San Diego State University has made headway over the past several years in creating a supportive environment for transfer students on campus, including innovative programming, a new centralized office, and improved graduation rates for transfer students. How did these changes come about? A case study by Informing Change, a firm specializing in evaluation, suggests that the innovations and new programming can be traced to leadership and relationship building among middle leaders at San Diego State. Middle leaders are defined by the CSU Student Success Network as faculty, staff, and administrators in the CSU who have leadership roles on campus regardless of whether their position title acknowledges these roles.
According to the Institute for Women’s Policy Research (IWPR), approximately 22% of students in U.S. community colleges and public four-year universities are parenting at least one dependent under 18 years old. This is a significant number of students whose lives have been extraordinarily impacted by the COVID-19 pandemic, which shuttered schools and daycares across the country, making student parents responsible for the full-time caretaking and education of their children–on top of their own educational pursuits. How, then, are faculty to respond to these new realities in ways that are equitable within this new virtual learning environment?
Laying a Foundation for Equity Work on Campus: A Profile of the Chico State Team at the CSU Network’s Middle Leadership Academy
By Thad Nodine, Senior Fellow, EdInsights
When a team from Chico State arrived at the CSU Network’s Middle Leadership Academy in 2018-19, the team members had ambitious plans but no specific project to address equity issues on campus. At the Academy, they examined student data and began to focus on correlations between equity gaps in graduation rates and DFW rates during students’ first two years. They found that historically underserved students, compared with other students, were more likely to get a DFW, even accounting for incoming high-school grade point averages. Back on campus, they decided that their first step was to lay a broad foundation to support equity work.

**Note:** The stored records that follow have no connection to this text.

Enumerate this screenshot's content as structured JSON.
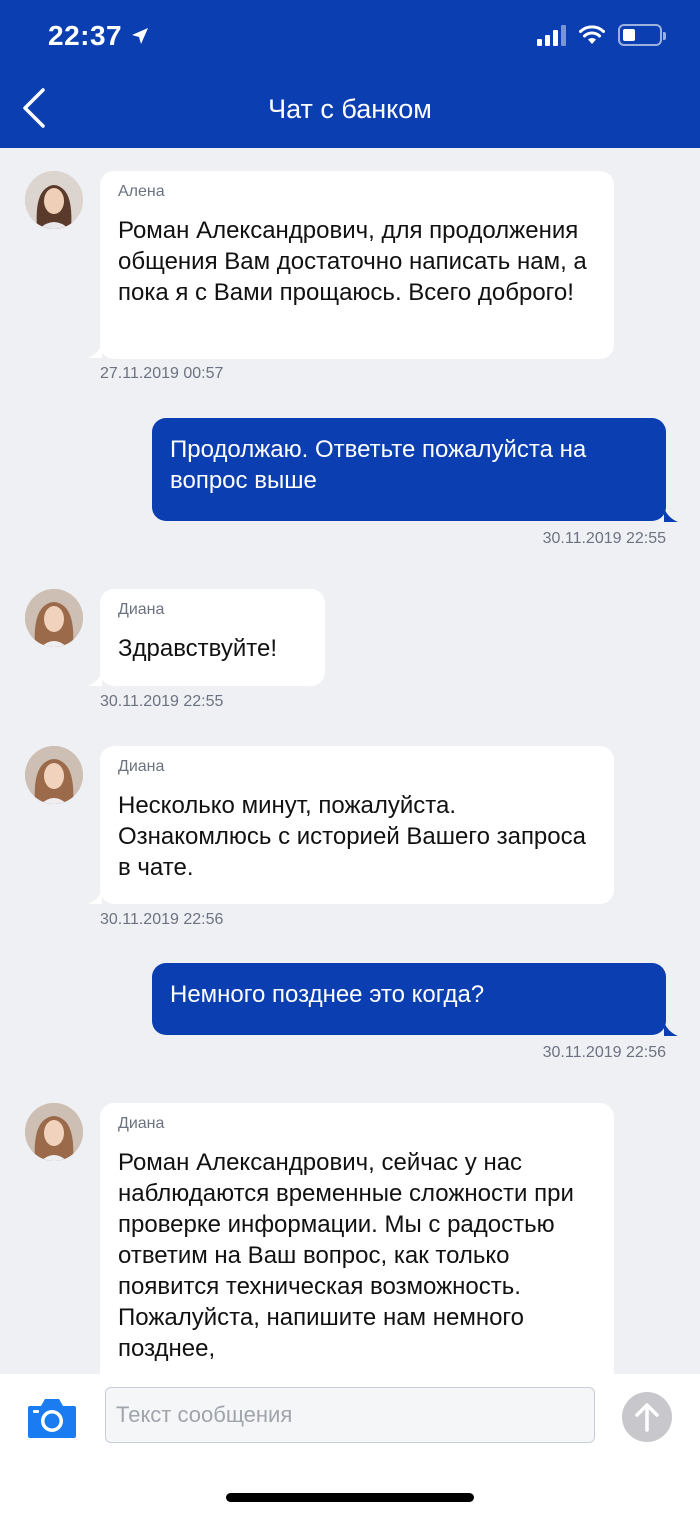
{
  "status_bar": {
    "time": "22:37"
  },
  "header": {
    "title": "Чат с банком"
  },
  "messages": [
    {
      "sender": "Алена",
      "text": "Роман Александрович, для продолжения общения Вам достаточно написать нам, а пока я с Вами прощаюсь. Всего доброго!",
      "time": "27.11.2019 00:57"
    },
    {
      "text": "Продолжаю. Ответьте пожалуйста на вопрос выше",
      "time": "30.11.2019 22:55"
    },
    {
      "sender": "Диана",
      "text": "Здравствуйте!",
      "time": "30.11.2019 22:55"
    },
    {
      "sender": "Диана",
      "text": "Несколько минут, пожалуйста. Ознакомлюсь с историей Вашего запроса в чате.",
      "time": "30.11.2019 22:56"
    },
    {
      "text": "Немного позднее это когда?",
      "time": "30.11.2019 22:56"
    },
    {
      "sender": "Диана",
      "text": "Роман Александрович, сейчас у нас наблюдаются временные сложности при проверке информации. Мы с радостью ответим на Ваш вопрос, как только появится техническая возможность. Пожалуйста, напишите нам немного позднее,"
    }
  ],
  "composer": {
    "placeholder": "Текст сообщения"
  },
  "colors": {
    "brand": "#0a3eb1",
    "background": "#eff0f4"
  }
}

By Andrea Venezia, Executive Director, CSU Student Success Network; Rose Asera, Facilitator, CSU Student Success Network; and Bob Gabriner, Consultant, CSU Student Success Network
July 1, 2019
A new report by the Research and Planning Group (RP Group) of the California Community Colleges, struck a chord for several reasons. Not only was RP one of the inspirations for creating the CSU Student Success Network, the CSU Network’s Middle Leadership Academy is modeled after Leading from the Middle in the community colleges, and many community college colleagues generously helped get the CSU Network off the ground.
By Adam Petersen, Student Success Analyst, Office of Undergraduate Studies, CSU San Marcos & Cameron Gage Stevenson, Assistant Director, Institutional Planning & Analysis, CSU San Marcos
February 28, 2018
In May 2017, the CSU Student Success Network convened, and Fresno State hosted, a one-day meeting focused on data use. The convening drew participation from teams of faculty and staff from ten CSU campuses. Afterwards, the team from CSU San Marcos (CSUSM) decided to create a data fellows program to improve their campus’ capacity to use data in decision-making. This is their story of why—and how—they created their program.
By Ioakim Boutakidis
October 24, 2017
Inspired by the CSU Student Success Network’s May convening on data use in the CSU, Ioakim Boutakidis, Associate Professor of Child & Adolescent Studies and Faculty Fellow of Student Success at CSU Fullerton, writes about the “small data” strategies his campus has developed to improve student learning.